It is curious that despite the considerable differences between the two, both China’s OBOR and Russia’s EEU initiative are two narratives designed to induce and convince. And, in this sense, they can be considered a form of securitization in terms of soft power. But while China is an apologist for glorious past achievements, touting the universalist nature of Chinese culture as a way to sublimate the dissatisfaction regarding the party and the internal difficulties, Russia, in turn, evokes the civilizational distinctiveness of the so-called Russian world (Russkiy Mir). On the other hand, while the OBOR narrative is used to appease the fears of the international community concerning China’s intentions at the external level, in the case of the EEU, it also aims to securitize (either nationally or in the post-Soviet world) the stability of the Russian political regime.
Faced with a situation of domestic economic downturn, of assertive foreign policy and militarization in various theatres, the EEU also aims to enhance internal critics, like the one Gorbachev made in an article published in Novaya Gazeta, on February 29, 2016. According to the last Soviet leader, “Russia needs a real democracy in order to emerge from the authoritarian trend in Russia’s domestic politics…Russia’s top-down system of government had been to the detriment of real democracy, at the expense of the independence of the parliament, the courts, and the mass media…It is impossible to isolate Russia – the World will never agree to this…We must overcome the authoritarian trend in our internal politics…(and) return to a path of real democracy.”

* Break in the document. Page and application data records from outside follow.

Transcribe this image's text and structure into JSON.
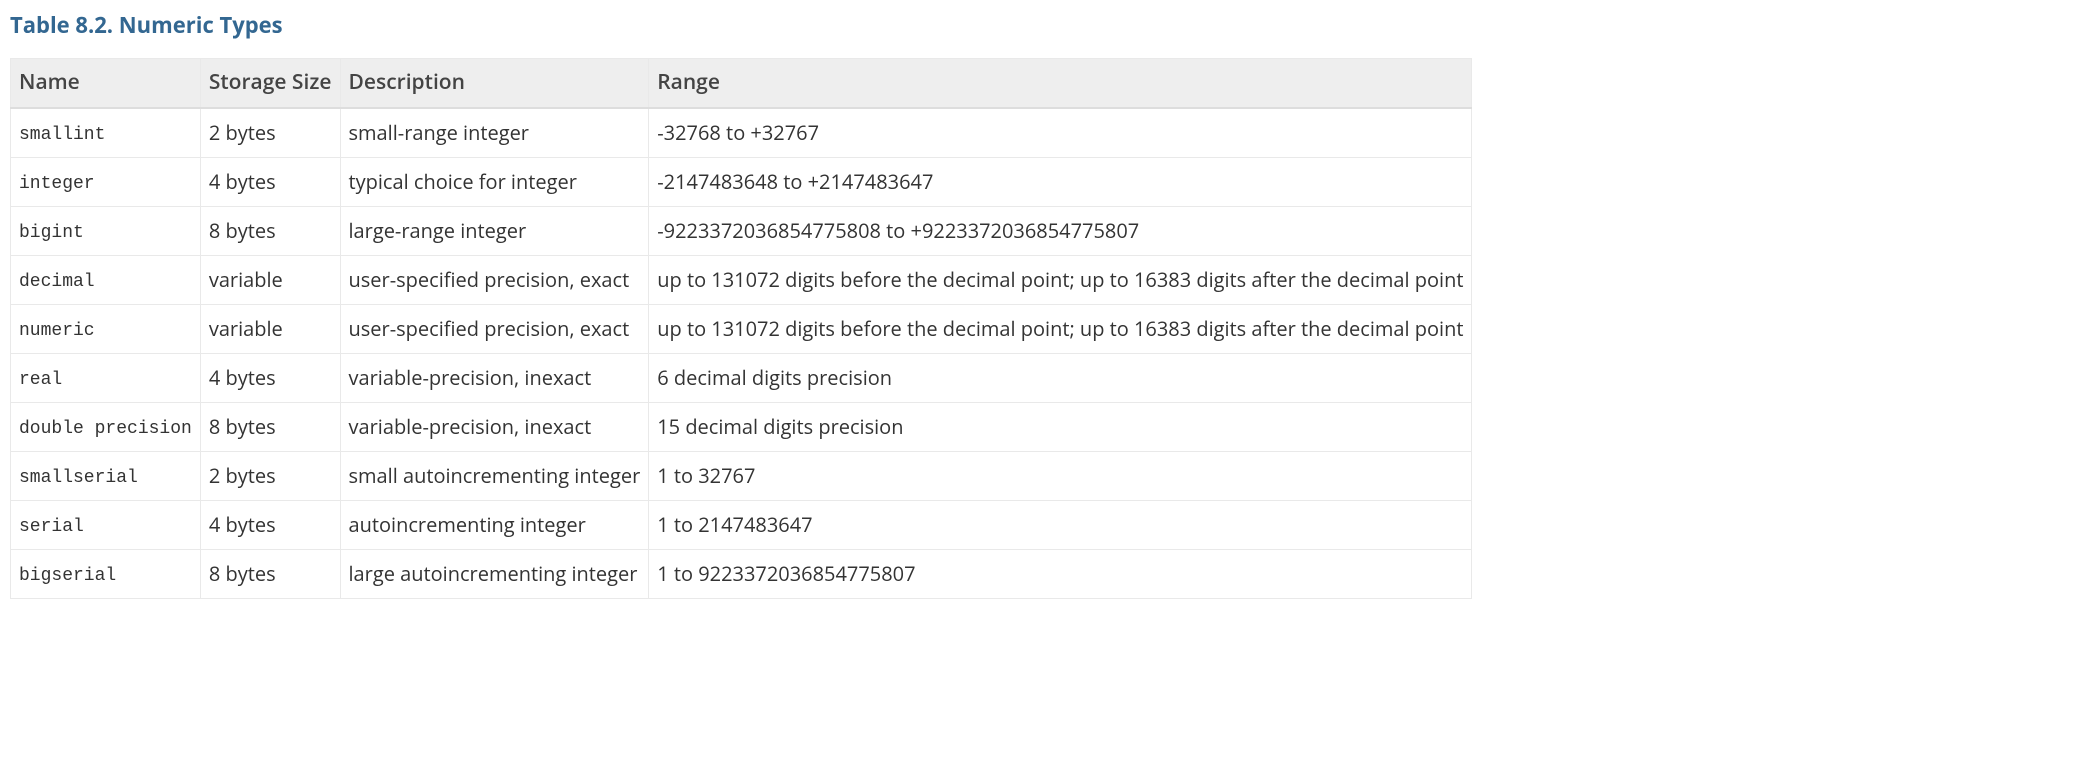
{
  "title": "Table 8.2. Numeric Types",
  "headers": {
    "name": "Name",
    "storage": "Storage Size",
    "description": "Description",
    "range": "Range"
  },
  "rows": [
    {
      "name": "smallint",
      "storage": "2 bytes",
      "description": "small-range integer",
      "range": "-32768 to +32767"
    },
    {
      "name": "integer",
      "storage": "4 bytes",
      "description": "typical choice for integer",
      "range": "-2147483648 to +2147483647"
    },
    {
      "name": "bigint",
      "storage": "8 bytes",
      "description": "large-range integer",
      "range": "-9223372036854775808 to +9223372036854775807"
    },
    {
      "name": "decimal",
      "storage": "variable",
      "description": "user-specified precision, exact",
      "range": "up to 131072 digits before the decimal point; up to 16383 digits after the decimal point"
    },
    {
      "name": "numeric",
      "storage": "variable",
      "description": "user-specified precision, exact",
      "range": "up to 131072 digits before the decimal point; up to 16383 digits after the decimal point"
    },
    {
      "name": "real",
      "storage": "4 bytes",
      "description": "variable-precision, inexact",
      "range": "6 decimal digits precision"
    },
    {
      "name": "double precision",
      "storage": "8 bytes",
      "description": "variable-precision, inexact",
      "range": "15 decimal digits precision"
    },
    {
      "name": "smallserial",
      "storage": "2 bytes",
      "description": "small autoincrementing integer",
      "range": "1 to 32767"
    },
    {
      "name": "serial",
      "storage": "4 bytes",
      "description": "autoincrementing integer",
      "range": "1 to 2147483647"
    },
    {
      "name": "bigserial",
      "storage": "8 bytes",
      "description": "large autoincrementing integer",
      "range": "1 to 9223372036854775807"
    }
  ]
}
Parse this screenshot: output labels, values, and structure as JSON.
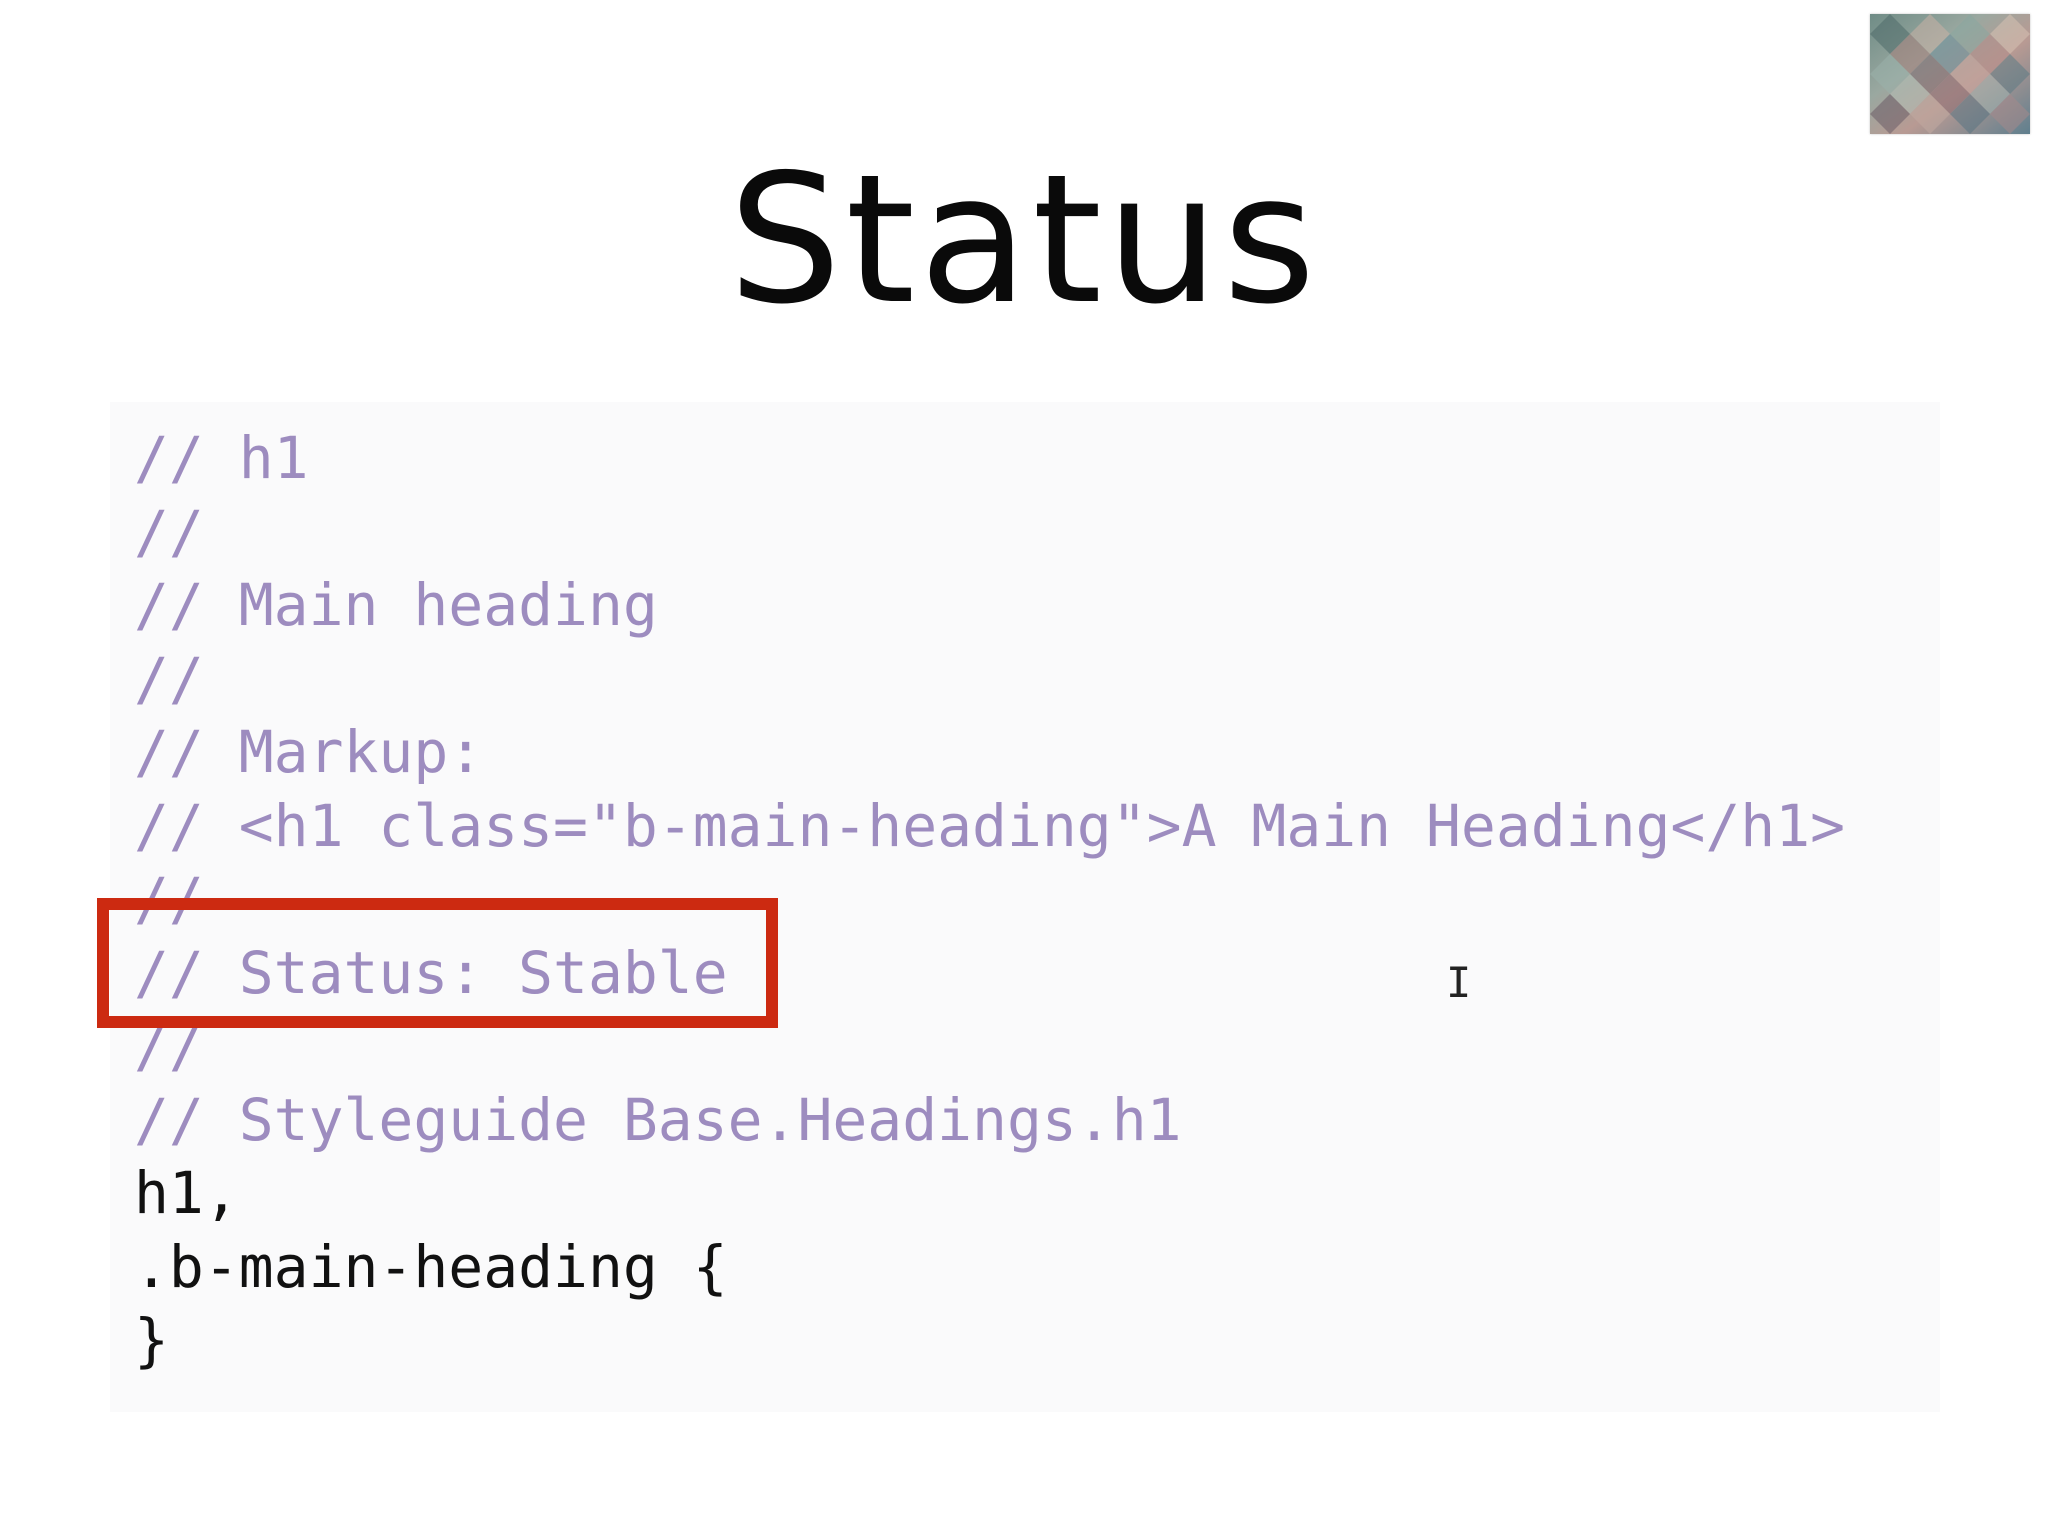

It is the Central Asian republics’ interest to make the most of the OBOR’s economic potential, at the expense of the EEU. This does not prevent the Central Asian countries from cooperating simultaneously with Chinese intelligence in an anti-terrorism effort. It is in the interest of the Central Asian republics to always maintain pragmatism that allows them to avoid the emergence or persistence of any monopoly in the region, as has been until a few years ago the case of the logistics control of regional pipelines by Moscow, something that China has now broken. Furthermore, it is essential to overcome first bureaucratic barriers and distrust between the states involved in the revitalization of the old Silk Road corridors, so that China’s extraordinary initiative – which will achieve in the medium/long term a rail crossing between Singapore and Scotland in two or three days and can be more profitable for the countries of the region.